A teenage boy is taking the world of powerlifting competitions by storm. Jake Schellenschlager, nicknamed Wonder Kid, is a 123-pound 14-year-old boy who can lift more than twice his body weight, wrote The Washington Post in a profile of the boy published Jan. 1.
At the York Barbell powerlifting competition in York, Pennsylvania, Schellenschlager lifted 155 pounds using a chest press. His trainer and other powerlifters around him motivated Schellenschlager, The Washington Post reported.
Powerlifting is a sport involving competitive weightlifting that focuses on physical strength.
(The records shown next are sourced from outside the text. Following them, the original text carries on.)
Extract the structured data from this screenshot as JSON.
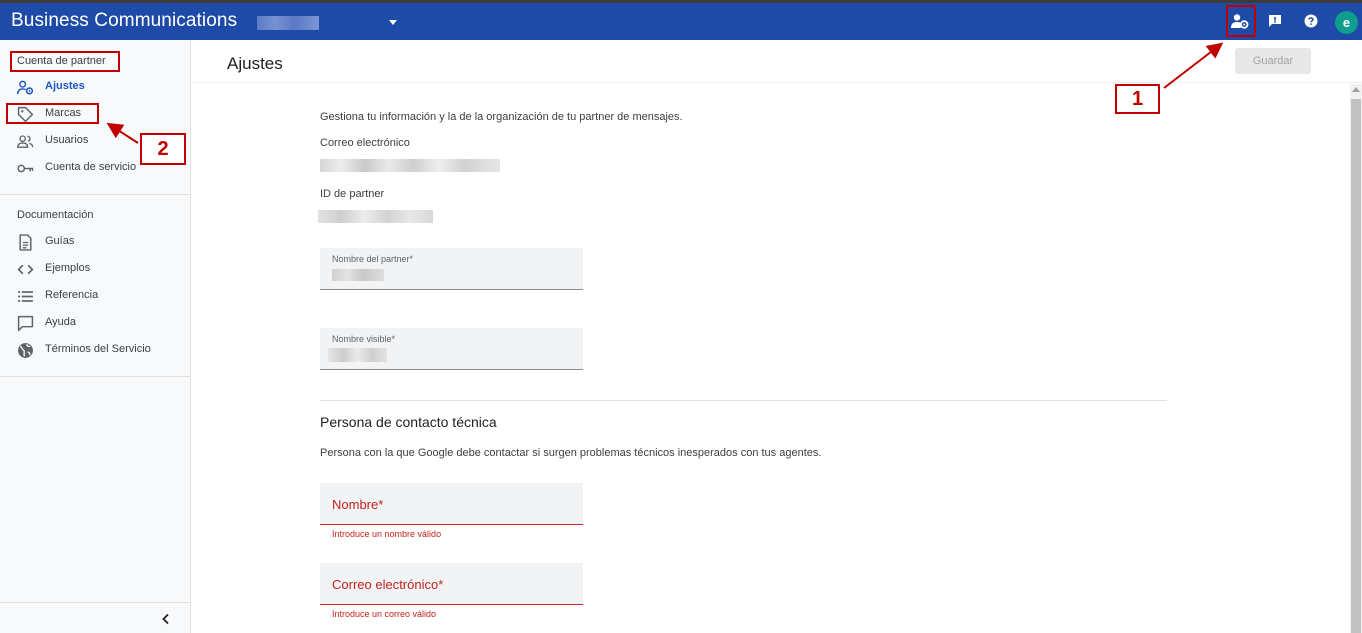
{
  "app": {
    "title": "Business Communications"
  },
  "topbar": {
    "icons": [
      "partner-settings-icon",
      "feedback-icon",
      "help-icon"
    ],
    "avatar_letter": "e"
  },
  "sidebar": {
    "partner_section_title": "Cuenta de partner",
    "partner_items": [
      {
        "label": "Ajustes",
        "icon": "partner-settings-icon",
        "active": true
      },
      {
        "label": "Marcas",
        "icon": "tag-icon",
        "active": false
      },
      {
        "label": "Usuarios",
        "icon": "users-icon",
        "active": false
      },
      {
        "label": "Cuenta de servicio",
        "icon": "key-icon",
        "active": false
      }
    ],
    "docs_section_title": "Documentación",
    "docs_items": [
      {
        "label": "Guías",
        "icon": "document-icon"
      },
      {
        "label": "Ejemplos",
        "icon": "code-icon"
      },
      {
        "label": "Referencia",
        "icon": "list-icon"
      },
      {
        "label": "Ayuda",
        "icon": "chat-bubble-icon"
      },
      {
        "label": "Términos del Servicio",
        "icon": "globe-icon"
      }
    ]
  },
  "main": {
    "page_title": "Ajustes",
    "save_label": "Guardar",
    "intro": "Gestiona tu información y la de la organización de tu partner de mensajes.",
    "email_label": "Correo electrónico",
    "partner_id_label": "ID de partner",
    "partner_name_label": "Nombre del partner*",
    "display_name_label": "Nombre visible*",
    "tech_contact_heading": "Persona de contacto técnica",
    "tech_contact_desc": "Persona con la que Google debe contactar si surgen problemas técnicos inesperados con tus agentes.",
    "name_field_label": "Nombre*",
    "name_error": "Introduce un nombre válido",
    "email_field_label": "Correo electrónico*",
    "email_error": "Introduce un correo válido"
  },
  "annotations": {
    "callout_1": "1",
    "callout_2": "2"
  },
  "colors": {
    "topbar": "#1e4aa8",
    "accent": "#1a56c4",
    "error": "#c5221f",
    "annotation": "#c00000"
  }
}
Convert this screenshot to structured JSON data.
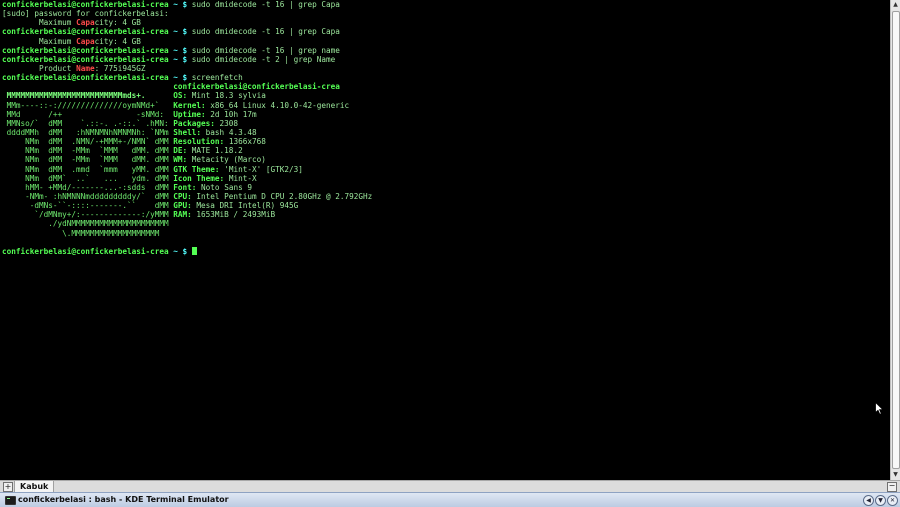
{
  "terminal": {
    "lines": [
      {
        "prompt": "confickerbelasi@confickerbelasi-crea",
        "cmd": "sudo dmidecode -t 16 | grep Capa"
      },
      {
        "text": "[sudo] password for confickerbelasi:"
      },
      {
        "pre": "        Maximum ",
        "match": "Capa",
        "post": "city: 4 GB"
      },
      {
        "prompt": "confickerbelasi@confickerbelasi-crea",
        "cmd": "sudo dmidecode -t 16 | grep Capa"
      },
      {
        "pre": "        Maximum ",
        "match": "Capa",
        "post": "city: 4 GB"
      },
      {
        "prompt": "confickerbelasi@confickerbelasi-crea",
        "cmd": "sudo dmidecode -t 16 | grep name"
      },
      {
        "prompt": "confickerbelasi@confickerbelasi-crea",
        "cmd": "sudo dmidecode -t 2 | grep Name"
      },
      {
        "pre": "        Product ",
        "match": "Name",
        "post": ": 775i945GZ"
      },
      {
        "prompt": "confickerbelasi@confickerbelasi-crea",
        "cmd": "screenfetch"
      }
    ],
    "screenfetch": {
      "ascii": [
        "                                   ",
        " MMMMMMMMMMMMMMMMMMMMMMMMMmds+.    ",
        " MMm----::-://////////////oymNMd+` ",
        " MMd      /++                -sNMd:",
        " MMNso/`  dMM    `.::-. .-::.` .hMN:",
        " ddddMMh  dMM   :hNMNMNhNMNMNh: `NMm",
        "     NMm  dMM  .NMN/-+MMM+-/NMN` dMM",
        "     NMm  dMM  -MMm  `MMM   dMM. dMM",
        "     NMm  dMM  -MMm  `MMM   dMM. dMM",
        "     NMm  dMM  .mmd  `mmm   yMM. dMM",
        "     NMm  dMM`  ..`   ...   ydm. dMM",
        "     hMM- +MMd/-------...-:sdds  dMM",
        "     -NMm- :hNMNNNmdddddddddy/`  dMM",
        "      -dMNs-``-::::-------.``    dMM",
        "       `/dMNmy+/:-------------:/yMMM",
        "          ./ydNMMMMMMMMMMMMMMMMMMMMM",
        "             \\.MMMMMMMMMMMMMMMMMMM  "
      ],
      "header": "confickerbelasi@confickerbelasi-crea",
      "info": [
        {
          "key": "OS:",
          "value": "Mint 18.3 sylvia"
        },
        {
          "key": "Kernel:",
          "value": "x86_64 Linux 4.10.0-42-generic"
        },
        {
          "key": "Uptime:",
          "value": "2d 10h 17m"
        },
        {
          "key": "Packages:",
          "value": "2308"
        },
        {
          "key": "Shell:",
          "value": "bash 4.3.48"
        },
        {
          "key": "Resolution:",
          "value": "1366x768"
        },
        {
          "key": "DE:",
          "value": "MATE 1.18.2"
        },
        {
          "key": "WM:",
          "value": "Metacity (Marco)"
        },
        {
          "key": "GTK Theme:",
          "value": "'Mint-X' [GTK2/3]"
        },
        {
          "key": "Icon Theme:",
          "value": "Mint-X"
        },
        {
          "key": "Font:",
          "value": "Noto Sans 9"
        },
        {
          "key": "CPU:",
          "value": "Intel Pentium D CPU 2.80GHz @ 2.792GHz"
        },
        {
          "key": "GPU:",
          "value": "Mesa DRI Intel(R) 945G"
        },
        {
          "key": "RAM:",
          "value": "1653MiB / 2493MiB"
        }
      ]
    },
    "final_prompt": "confickerbelasi@confickerbelasi-crea",
    "prompt_symbol": "$",
    "prompt_arrow": "~"
  },
  "tabbar": {
    "new_tab": "+",
    "tabs": [
      {
        "label": "Kabuk"
      }
    ],
    "close_tab": "−"
  },
  "taskbar": {
    "window_title": "confickerbelasi : bash - KDE Terminal Emulator"
  },
  "colors": {
    "prompt_user": "#54ff54",
    "prompt_path": "#54ffff",
    "grep_match": "#ff4b4b",
    "command_text": "#9de89d",
    "background": "#000000"
  }
}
Jake can deadlift, meaning lift a barbell from the ground, 300 pounds.
“Three hundred pounds is obviously double is body weight,” the boy’s trainer, Mike Sarni, told The Washington Post. “He doesn’t feel he can be defeated. It is that inner strength that tells him, ‘I can do this.’ Usually, you only get that in older, more mature people.”
Schellenschlager got into powerlifting during trips to the gym with his father when he was 12. He met Sarni, and began training with him. His mother was at first hesitant, but later thought it was beneficial for him, The Washington Post reported.
“Lifting is a sport just like baseball,” Brandy Schellenschlager said. “That’s how we view it.”
Powerlifting is becoming increasingly popular among teenagers, but the cause of concern is the impact such heavy labor will have on kids who are still developing.
“Power lifting and Olympic weightlifting sports are different becaue they are usually involving maximum lifts- squat, bench press and the dead lift.” Paul Stricker, a Sand Diego-based youth sports medicine specialist, told The Washington Post. “There is high risk to heavy maximal lifts or explosive lifts during their rapid growth phrase. That is our biggest caution. We just don’t recommend they do maximal lifts or explosive lifts until they have finished the majority of their growth spurt.”